• [WORK INSTRUCTIONS] Although the records contain pictures, only their text should be reproduced, exactly as written.

(Collection entries)
################

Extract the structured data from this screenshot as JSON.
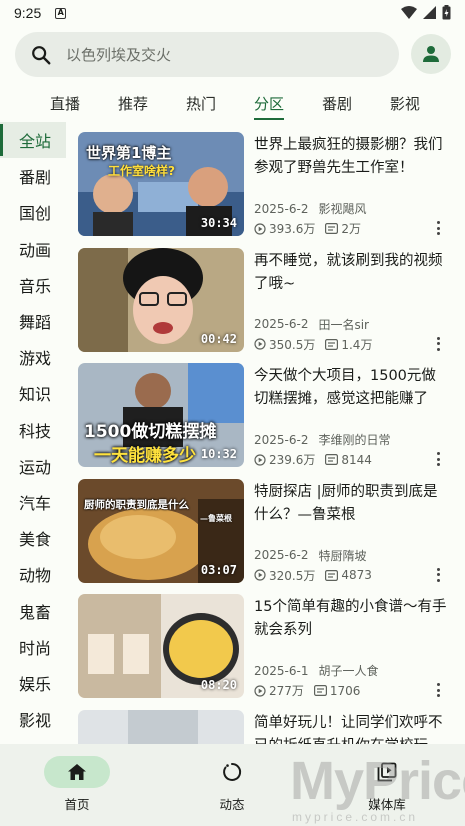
{
  "status_bar": {
    "time": "9:25",
    "indicator": "A"
  },
  "search": {
    "placeholder": "以色列埃及交火"
  },
  "tabs": [
    {
      "label": "直播"
    },
    {
      "label": "推荐"
    },
    {
      "label": "热门"
    },
    {
      "label": "分区",
      "active": true
    },
    {
      "label": "番剧"
    },
    {
      "label": "影视"
    }
  ],
  "sidebar": {
    "items": [
      {
        "label": "全站",
        "active": true
      },
      {
        "label": "番剧"
      },
      {
        "label": "国创"
      },
      {
        "label": "动画"
      },
      {
        "label": "音乐"
      },
      {
        "label": "舞蹈"
      },
      {
        "label": "游戏"
      },
      {
        "label": "知识"
      },
      {
        "label": "科技"
      },
      {
        "label": "运动"
      },
      {
        "label": "汽车"
      },
      {
        "label": "美食"
      },
      {
        "label": "动物"
      },
      {
        "label": "鬼畜"
      },
      {
        "label": "时尚"
      },
      {
        "label": "娱乐"
      },
      {
        "label": "影视"
      }
    ]
  },
  "videos": [
    {
      "title": "世界上最疯狂的摄影棚？我们参观了野兽先生工作室！",
      "duration": "30:34",
      "date": "2025-6-2",
      "uploader": "影视飓风",
      "views": "393.6万",
      "danmaku": "2万",
      "thumb_text_1": "世界第1博主",
      "thumb_text_2": "工作室啥样?"
    },
    {
      "title": "再不睡觉，就该刷到我的视频了哦~",
      "duration": "00:42",
      "date": "2025-6-2",
      "uploader": "田一名sir",
      "views": "350.5万",
      "danmaku": "1.4万"
    },
    {
      "title": "今天做个大项目，1500元做切糕摆摊，感觉这把能赚了",
      "duration": "10:32",
      "date": "2025-6-2",
      "uploader": "李维刚的日常",
      "views": "239.6万",
      "danmaku": "8144",
      "thumb_text_1": "1500做切糕摆摊",
      "thumb_text_2": "一天能赚多少"
    },
    {
      "title": "特厨探店 |厨师的职责到底是什么？—鲁菜根",
      "duration": "03:07",
      "date": "2025-6-2",
      "uploader": "特厨隋坡",
      "views": "320.5万",
      "danmaku": "4873",
      "thumb_text_1": "厨师的职责到底是什么",
      "thumb_text_2": "—鲁菜根"
    },
    {
      "title": "15个简单有趣的小食谱～有手就会系列",
      "duration": "08:20",
      "date": "2025-6-1",
      "uploader": "胡子一人食",
      "views": "277万",
      "danmaku": "1706"
    },
    {
      "title": "简单好玩儿！让同学们欢呼不已的折纸直升机你在学校玩…",
      "duration": "",
      "date": "",
      "uploader": "",
      "views": "",
      "danmaku": ""
    }
  ],
  "bottom_nav": [
    {
      "label": "首页",
      "icon": "home-icon",
      "active": true
    },
    {
      "label": "动态",
      "icon": "dynamic-icon"
    },
    {
      "label": "媒体库",
      "icon": "library-icon"
    }
  ],
  "watermark": {
    "big": "MyPrice",
    "small": "myprice.com.cn"
  },
  "colors": {
    "accent": "#1e6b3a",
    "nav_pill": "#c7e7cc",
    "search_bg": "#e8ece6"
  }
}
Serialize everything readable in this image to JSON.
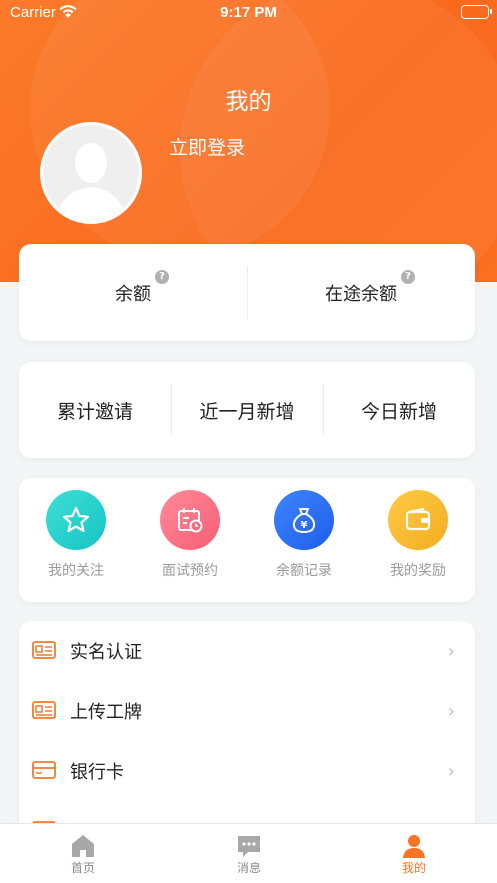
{
  "status_bar": {
    "carrier": "Carrier",
    "time": "9:17 PM"
  },
  "header": {
    "title": "我的",
    "login_label": "立即登录"
  },
  "balance": [
    {
      "label": "余额",
      "help": "?"
    },
    {
      "label": "在途余额",
      "help": "?"
    }
  ],
  "invite_stats": [
    {
      "label": "累计邀请"
    },
    {
      "label": "近一月新增"
    },
    {
      "label": "今日新增"
    }
  ],
  "shortcuts": [
    {
      "label": "我的关注",
      "icon": "star-icon",
      "color": "#1fcfc6"
    },
    {
      "label": "面试预约",
      "icon": "calendar-icon",
      "color": "#fb6f82"
    },
    {
      "label": "余额记录",
      "icon": "money-bag-icon",
      "color": "#2c6df5"
    },
    {
      "label": "我的奖励",
      "icon": "wallet-icon",
      "color": "#f7bb2e"
    }
  ],
  "menu": [
    {
      "label": "实名认证",
      "icon": "id-card-icon"
    },
    {
      "label": "上传工牌",
      "icon": "badge-card-icon"
    },
    {
      "label": "银行卡",
      "icon": "bank-card-icon"
    }
  ],
  "tabs": [
    {
      "label": "首页",
      "icon": "home-icon",
      "active": false
    },
    {
      "label": "消息",
      "icon": "message-icon",
      "active": false
    },
    {
      "label": "我的",
      "icon": "person-icon",
      "active": true
    }
  ],
  "colors": {
    "accent": "#f97424",
    "header_bg": "#fb7a2a"
  }
}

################

• [PROBLEM SOLUTION]
Extract the structured data from this screenshot as JSON.
{
  "status_bar": {
    "time": "9:25",
    "indicator": "A"
  },
  "search": {
    "placeholder": "以色列埃及交火"
  },
  "tabs": [
    {
      "label": "直播"
    },
    {
      "label": "推荐"
    },
    {
      "label": "热门"
    },
    {
      "label": "分区",
      "active": true
    },
    {
      "label": "番剧"
    },
    {
      "label": "影视"
    }
  ],
  "sidebar": {
    "items": [
      {
        "label": "全站",
        "active": true
      },
      {
        "label": "番剧"
      },
      {
        "label": "国创"
      },
      {
        "label": "动画"
      },
      {
        "label": "音乐"
      },
      {
        "label": "舞蹈"
      },
      {
        "label": "游戏"
      },
      {
        "label": "知识"
      },
      {
        "label": "科技"
      },
      {
        "label": "运动"
      },
      {
        "label": "汽车"
      },
      {
        "label": "美食"
      },
      {
        "label": "动物"
      },
      {
        "label": "鬼畜"
      },
      {
        "label": "时尚"
      },
      {
        "label": "娱乐"
      },
      {
        "label": "影视"
      }
    ]
  },
  "videos": [
    {
      "title": "世界上最疯狂的摄影棚？我们参观了野兽先生工作室！",
      "duration": "30:34",
      "date": "2025-6-2",
      "uploader": "影视飓风",
      "views": "393.6万",
      "danmaku": "2万",
      "thumb_text_1": "世界第1博主",
      "thumb_text_2": "工作室啥样?"
    },
    {
      "title": "再不睡觉，就该刷到我的视频了哦~",
      "duration": "00:42",
      "date": "2025-6-2",
      "uploader": "田一名sir",
      "views": "350.5万",
      "danmaku": "1.4万"
    },
    {
      "title": "今天做个大项目，1500元做切糕摆摊，感觉这把能赚了",
      "duration": "10:32",
      "date": "2025-6-2",
      "uploader": "李维刚的日常",
      "views": "239.6万",
      "danmaku": "8144",
      "thumb_text_1": "1500做切糕摆摊",
      "thumb_text_2": "一天能赚多少"
    },
    {
      "title": "特厨探店 |厨师的职责到底是什么？—鲁菜根",
      "duration": "03:07",
      "date": "2025-6-2",
      "uploader": "特厨隋坡",
      "views": "320.5万",
      "danmaku": "4873",
      "thumb_text_1": "厨师的职责到底是什么",
      "thumb_text_2": "—鲁菜根"
    },
    {
      "title": "15个简单有趣的小食谱～有手就会系列",
      "duration": "08:20",
      "date": "2025-6-1",
      "uploader": "胡子一人食",
      "views": "277万",
      "danmaku": "1706"
    },
    {
      "title": "简单好玩儿！让同学们欢呼不已的折纸直升机你在学校玩…",
      "duration": "",
      "date": "",
      "uploader": "",
      "views": "",
      "danmaku": ""
    }
  ],
  "bottom_nav": [
    {
      "label": "首页",
      "icon": "home-icon",
      "active": true
    },
    {
      "label": "动态",
      "icon": "dynamic-icon"
    },
    {
      "label": "媒体库",
      "icon": "library-icon"
    }
  ],
  "watermark": {
    "big": "MyPrice",
    "small": "myprice.com.cn"
  },
  "colors": {
    "accent": "#1e6b3a",
    "nav_pill": "#c7e7cc",
    "search_bg": "#e8ece6"
  }
}
Serialize everything readable in this image to JSON.
{
  "status_bar": {
    "carrier": "Carrier",
    "time": "9:17 PM"
  },
  "header": {
    "title": "我的",
    "login_label": "立即登录"
  },
  "balance": [
    {
      "label": "余额",
      "help": "?"
    },
    {
      "label": "在途余额",
      "help": "?"
    }
  ],
  "invite_stats": [
    {
      "label": "累计邀请"
    },
    {
      "label": "近一月新增"
    },
    {
      "label": "今日新增"
    }
  ],
  "shortcuts": [
    {
      "label": "我的关注",
      "icon": "star-icon",
      "color": "#1fcfc6"
    },
    {
      "label": "面试预约",
      "icon": "calendar-icon",
      "color": "#fb6f82"
    },
    {
      "label": "余额记录",
      "icon": "money-bag-icon",
      "color": "#2c6df5"
    },
    {
      "label": "我的奖励",
      "icon": "wallet-icon",
      "color": "#f7bb2e"
    }
  ],
  "menu": [
    {
      "label": "实名认证",
      "icon": "id-card-icon"
    },
    {
      "label": "上传工牌",
      "icon": "badge-card-icon"
    },
    {
      "label": "银行卡",
      "icon": "bank-card-icon"
    }
  ],
  "tabs": [
    {
      "label": "首页",
      "icon": "home-icon",
      "active": false
    },
    {
      "label": "消息",
      "icon": "message-icon",
      "active": false
    },
    {
      "label": "我的",
      "icon": "person-icon",
      "active": true
    }
  ],
  "colors": {
    "accent": "#f97424",
    "header_bg": "#fb7a2a"
  }
}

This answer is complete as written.